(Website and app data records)
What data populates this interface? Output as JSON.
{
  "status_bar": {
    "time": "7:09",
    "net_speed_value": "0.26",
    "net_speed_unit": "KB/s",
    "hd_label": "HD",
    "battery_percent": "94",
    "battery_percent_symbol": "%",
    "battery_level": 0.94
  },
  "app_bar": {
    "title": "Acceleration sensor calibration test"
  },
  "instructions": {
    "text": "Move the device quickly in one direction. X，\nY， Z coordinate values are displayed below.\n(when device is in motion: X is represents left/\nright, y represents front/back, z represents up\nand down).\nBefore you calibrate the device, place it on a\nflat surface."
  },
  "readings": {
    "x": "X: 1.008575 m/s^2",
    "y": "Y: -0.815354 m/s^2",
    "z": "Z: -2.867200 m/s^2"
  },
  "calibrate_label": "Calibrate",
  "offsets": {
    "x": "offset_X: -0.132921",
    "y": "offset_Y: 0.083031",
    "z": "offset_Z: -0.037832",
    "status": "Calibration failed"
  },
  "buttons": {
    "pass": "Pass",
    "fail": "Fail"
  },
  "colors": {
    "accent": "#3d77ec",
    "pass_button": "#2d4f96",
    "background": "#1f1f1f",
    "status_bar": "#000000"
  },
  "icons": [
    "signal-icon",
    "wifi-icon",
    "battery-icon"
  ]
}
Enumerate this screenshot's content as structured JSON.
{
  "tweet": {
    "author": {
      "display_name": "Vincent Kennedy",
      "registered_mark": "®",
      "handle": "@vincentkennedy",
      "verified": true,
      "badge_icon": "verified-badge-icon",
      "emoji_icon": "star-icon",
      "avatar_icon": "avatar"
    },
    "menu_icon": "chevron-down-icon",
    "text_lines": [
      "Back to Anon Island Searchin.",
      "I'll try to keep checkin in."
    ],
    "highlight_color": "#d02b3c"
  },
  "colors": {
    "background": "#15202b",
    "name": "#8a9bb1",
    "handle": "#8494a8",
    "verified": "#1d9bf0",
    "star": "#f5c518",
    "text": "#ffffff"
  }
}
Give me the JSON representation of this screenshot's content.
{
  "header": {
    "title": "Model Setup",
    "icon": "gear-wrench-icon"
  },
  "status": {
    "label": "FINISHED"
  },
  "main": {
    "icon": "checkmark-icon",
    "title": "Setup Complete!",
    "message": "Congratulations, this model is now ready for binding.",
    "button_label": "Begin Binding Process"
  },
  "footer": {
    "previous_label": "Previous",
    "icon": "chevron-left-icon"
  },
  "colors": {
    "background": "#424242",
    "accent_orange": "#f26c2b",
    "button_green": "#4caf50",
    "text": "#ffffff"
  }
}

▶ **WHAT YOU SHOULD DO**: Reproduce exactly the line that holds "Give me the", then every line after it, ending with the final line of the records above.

▶ **TASK OUTPUT**:
Give me the JSON representation of this screenshot's content.
{
  "header": {
    "title": "Model Setup",
    "icon": "gear-wrench-icon"
  },
  "status": {
    "label": "FINISHED"
  },
  "main": {
    "icon": "checkmark-icon",
    "title": "Setup Complete!",
    "message": "Congratulations, this model is now ready for binding.",
    "button_label": "Begin Binding Process"
  },
  "footer": {
    "previous_label": "Previous",
    "icon": "chevron-left-icon"
  },
  "colors": {
    "background": "#424242",
    "accent_orange": "#f26c2b",
    "button_green": "#4caf50",
    "text": "#ffffff"
  }
}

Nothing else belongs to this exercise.